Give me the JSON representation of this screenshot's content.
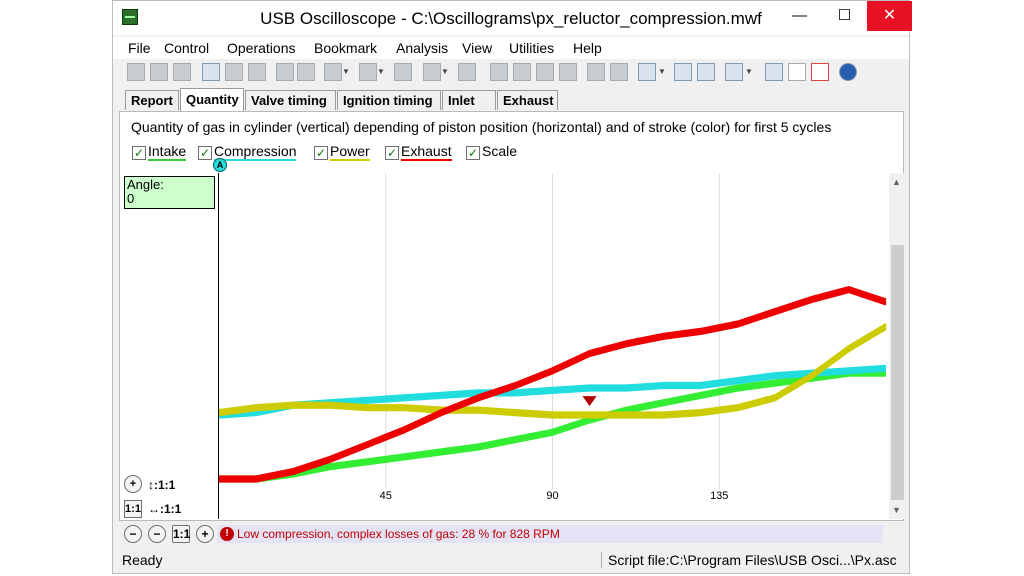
{
  "window": {
    "title": "USB Oscilloscope - C:\\Oscillograms\\px_reluctor_compression.mwf",
    "minimize": "—",
    "maximize": "☐",
    "close": "✕"
  },
  "menu": [
    "File",
    "Control",
    "Operations",
    "Bookmark",
    "Analysis",
    "View",
    "Utilities",
    "Help"
  ],
  "tabs": [
    {
      "label": "Report",
      "active": false
    },
    {
      "label": "Quantity",
      "active": true
    },
    {
      "label": "Valve timing",
      "active": false
    },
    {
      "label": "Ignition timing",
      "active": false
    },
    {
      "label": "Inlet",
      "active": false
    },
    {
      "label": "Exhaust",
      "active": false
    }
  ],
  "description": "Quantity of gas in cylinder (vertical) depending of piston position (horizontal) and of stroke (color) for first 5 cycles",
  "legend": [
    {
      "label": "Intake",
      "color": "#33cc33",
      "checked": true
    },
    {
      "label": "Compression",
      "color": "#22dddd",
      "checked": true
    },
    {
      "label": "Power",
      "color": "#cccc00",
      "checked": true
    },
    {
      "label": "Exhaust",
      "color": "#ee0000",
      "checked": true
    },
    {
      "label": "Scale",
      "checked": true
    }
  ],
  "check_mark": "✓",
  "marker_A": "A",
  "angle_box": {
    "label": "Angle:",
    "value": "0"
  },
  "scale": {
    "vertical_label": "↕:1:1",
    "horizontal_label": "↔:1:1",
    "plus": "+",
    "minus": "−",
    "one_to_one": "1:1"
  },
  "message": {
    "icon": "!",
    "text": "Low compression, complex losses of gas: 28 % for 828 RPM"
  },
  "status": {
    "left": "Ready",
    "right": "Script file:C:\\Program Files\\USB Osci...\\Px.asc"
  },
  "chart_data": {
    "type": "line",
    "x_ticks": [
      45,
      90,
      135
    ],
    "xlim": [
      0,
      180
    ],
    "grid": "vertical",
    "series": [
      {
        "name": "Intake",
        "color": "#33ee33",
        "x": [
          0,
          10,
          20,
          30,
          40,
          50,
          60,
          70,
          80,
          90,
          100,
          110,
          120,
          130,
          140,
          150,
          160,
          170,
          180
        ],
        "y": [
          0.0,
          0.0,
          0.02,
          0.05,
          0.07,
          0.09,
          0.11,
          0.13,
          0.16,
          0.19,
          0.24,
          0.28,
          0.31,
          0.34,
          0.37,
          0.39,
          0.41,
          0.43,
          0.43
        ]
      },
      {
        "name": "Compression",
        "color": "#22dddd",
        "x": [
          0,
          10,
          20,
          30,
          40,
          50,
          60,
          70,
          80,
          90,
          100,
          110,
          120,
          130,
          140,
          150,
          160,
          170,
          180
        ],
        "y": [
          0.26,
          0.27,
          0.3,
          0.31,
          0.32,
          0.33,
          0.34,
          0.35,
          0.35,
          0.36,
          0.37,
          0.37,
          0.38,
          0.38,
          0.4,
          0.42,
          0.43,
          0.44,
          0.45
        ]
      },
      {
        "name": "Power",
        "color": "#cccc00",
        "x": [
          0,
          10,
          20,
          30,
          40,
          50,
          60,
          70,
          80,
          90,
          100,
          110,
          120,
          130,
          140,
          150,
          160,
          170,
          180
        ],
        "y": [
          0.27,
          0.29,
          0.3,
          0.3,
          0.29,
          0.29,
          0.28,
          0.28,
          0.27,
          0.26,
          0.26,
          0.26,
          0.26,
          0.27,
          0.29,
          0.33,
          0.42,
          0.53,
          0.62
        ]
      },
      {
        "name": "Exhaust",
        "color": "#ee0000",
        "x": [
          0,
          10,
          20,
          30,
          40,
          50,
          60,
          70,
          80,
          90,
          100,
          110,
          120,
          130,
          140,
          150,
          160,
          170,
          180
        ],
        "y": [
          0.0,
          0.0,
          0.03,
          0.08,
          0.14,
          0.2,
          0.27,
          0.33,
          0.38,
          0.44,
          0.51,
          0.55,
          0.58,
          0.6,
          0.63,
          0.68,
          0.73,
          0.77,
          0.72
        ]
      }
    ],
    "ylim": [
      0,
      1
    ]
  }
}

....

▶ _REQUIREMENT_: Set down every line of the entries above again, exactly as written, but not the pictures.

▶ _WRITTEN ANSWER_:
Give me the JSON representation of this screenshot's content.
{
  "window": {
    "title": "USB Oscilloscope - C:\\Oscillograms\\px_reluctor_compression.mwf",
    "minimize": "—",
    "maximize": "☐",
    "close": "✕"
  },
  "menu": [
    "File",
    "Control",
    "Operations",
    "Bookmark",
    "Analysis",
    "View",
    "Utilities",
    "Help"
  ],
  "tabs": [
    {
      "label": "Report",
      "active": false
    },
    {
      "label": "Quantity",
      "active": true
    },
    {
      "label": "Valve timing",
      "active": false
    },
    {
      "label": "Ignition timing",
      "active": false
    },
    {
      "label": "Inlet",
      "active": false
    },
    {
      "label": "Exhaust",
      "active": false
    }
  ],
  "description": "Quantity of gas in cylinder (vertical) depending of piston position (horizontal) and of stroke (color) for first 5 cycles",
  "legend": [
    {
      "label": "Intake",
      "color": "#33cc33",
      "checked": true
    },
    {
      "label": "Compression",
      "color": "#22dddd",
      "checked": true
    },
    {
      "label": "Power",
      "color": "#cccc00",
      "checked": true
    },
    {
      "label": "Exhaust",
      "color": "#ee0000",
      "checked": true
    },
    {
      "label": "Scale",
      "checked": true
    }
  ],
  "check_mark": "✓",
  "marker_A": "A",
  "angle_box": {
    "label": "Angle:",
    "value": "0"
  },
  "scale": {
    "vertical_label": "↕:1:1",
    "horizontal_label": "↔:1:1",
    "plus": "+",
    "minus": "−",
    "one_to_one": "1:1"
  },
  "message": {
    "icon": "!",
    "text": "Low compression, complex losses of gas: 28 % for 828 RPM"
  },
  "status": {
    "left": "Ready",
    "right": "Script file:C:\\Program Files\\USB Osci...\\Px.asc"
  },
  "chart_data": {
    "type": "line",
    "x_ticks": [
      45,
      90,
      135
    ],
    "xlim": [
      0,
      180
    ],
    "grid": "vertical",
    "series": [
      {
        "name": "Intake",
        "color": "#33ee33",
        "x": [
          0,
          10,
          20,
          30,
          40,
          50,
          60,
          70,
          80,
          90,
          100,
          110,
          120,
          130,
          140,
          150,
          160,
          170,
          180
        ],
        "y": [
          0.0,
          0.0,
          0.02,
          0.05,
          0.07,
          0.09,
          0.11,
          0.13,
          0.16,
          0.19,
          0.24,
          0.28,
          0.31,
          0.34,
          0.37,
          0.39,
          0.41,
          0.43,
          0.43
        ]
      },
      {
        "name": "Compression",
        "color": "#22dddd",
        "x": [
          0,
          10,
          20,
          30,
          40,
          50,
          60,
          70,
          80,
          90,
          100,
          110,
          120,
          130,
          140,
          150,
          160,
          170,
          180
        ],
        "y": [
          0.26,
          0.27,
          0.3,
          0.31,
          0.32,
          0.33,
          0.34,
          0.35,
          0.35,
          0.36,
          0.37,
          0.37,
          0.38,
          0.38,
          0.4,
          0.42,
          0.43,
          0.44,
          0.45
        ]
      },
      {
        "name": "Power",
        "color": "#cccc00",
        "x": [
          0,
          10,
          20,
          30,
          40,
          50,
          60,
          70,
          80,
          90,
          100,
          110,
          120,
          130,
          140,
          150,
          160,
          170,
          180
        ],
        "y": [
          0.27,
          0.29,
          0.3,
          0.3,
          0.29,
          0.29,
          0.28,
          0.28,
          0.27,
          0.26,
          0.26,
          0.26,
          0.26,
          0.27,
          0.29,
          0.33,
          0.42,
          0.53,
          0.62
        ]
      },
      {
        "name": "Exhaust",
        "color": "#ee0000",
        "x": [
          0,
          10,
          20,
          30,
          40,
          50,
          60,
          70,
          80,
          90,
          100,
          110,
          120,
          130,
          140,
          150,
          160,
          170,
          180
        ],
        "y": [
          0.0,
          0.0,
          0.03,
          0.08,
          0.14,
          0.2,
          0.27,
          0.33,
          0.38,
          0.44,
          0.51,
          0.55,
          0.58,
          0.6,
          0.63,
          0.68,
          0.73,
          0.77,
          0.72
        ]
      }
    ],
    "ylim": [
      0,
      1
    ]
  }
}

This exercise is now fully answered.